Quotes about dating multiple people
Technology and new ideas about sex and gender have dramatically changed the laws of love, from who pays for dinner to how long to wait to call after a date.
“It’s sort of like the Wild West out there,” says Alex Manley, dating and sex editor at Ask
One of the first times Foltz took the initiative and asked a guy out, it went really well. “It ended up being one of the most romantic experiences of my life.” She believes making the first move gave the man a helpful confidence boost.
“Sometimes guys are afraid, too.” And with the advent of dating apps such as Bumble, which require women to make the first move to avoid online harassment, it’s not only common for women to initiate a date, it’s increasingly expected.
“Someone can have a fantastic date, but when they get an email [from a dating service] with three other matches,” says Maria Avgitidis, dating coach and founder of Agape Match in Midtown, “fear of missing out takes effect.” But it’s important that everyone is up front about dating other people.
“You have to be really clear on what you want,” says Lindsay Chrisler, a professional dating coach based in Hell’s Kitchen. “Everything goes down over text now, especially between millennials,” Manley says.
Manley agrees, noting that in current times, “Someone you met on a dating app might have gone on three more dates by the time you get back to them three days later.” Forget keeping things chaste until you’re several dates in.

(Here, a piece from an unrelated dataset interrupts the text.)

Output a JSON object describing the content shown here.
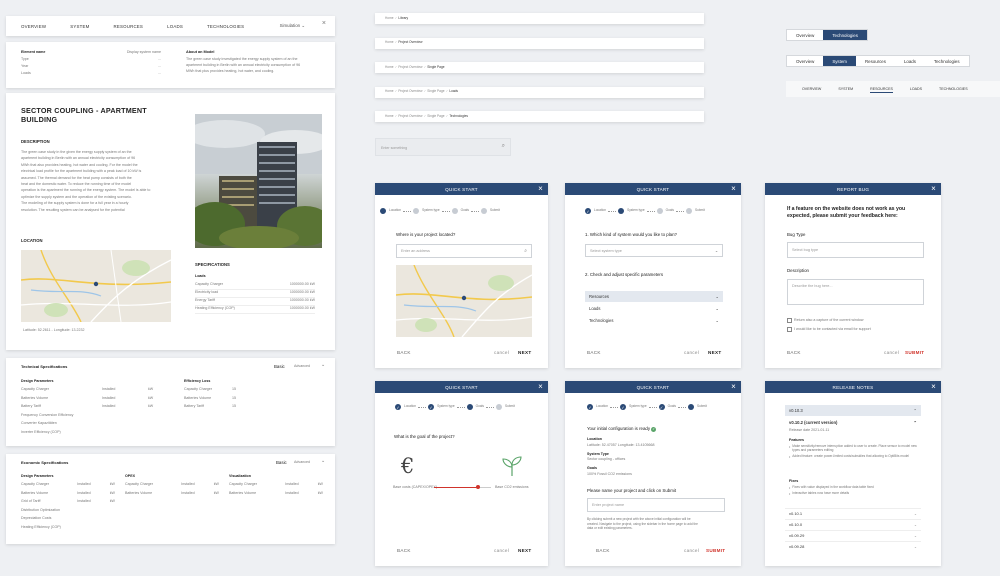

There are 14 references cited in this article, which can be found at the bottom of the page.Last-minute offers used to mean you were a second choice, and the advice was to save face and your self-respect by saying, “Nope.” But with the ability to find a potential match now sped up to the nth degree, that rule has been turned on its head.“When I was on Tinder, you’d match, chat for 45 minutes, and then she’d be like, ‘Let’s go on a date tomorrow,’” Manley says. It saves you time figuring out if this is the right person.” Forget having a one-night stand and never seeing the person again.Manley is on the same page, but his reasoning is more economical: “Guys still [usually] make more money than women, so they should offer to pay, regardless of whoever asked out whom,” he says.“There’s a sort of New Age chivalry about that.” Unfortunately, the rule seems even less clear for those in the LGBT community, says Morningside Heights resident and comedian Stephanie Foltz, who is bisexual.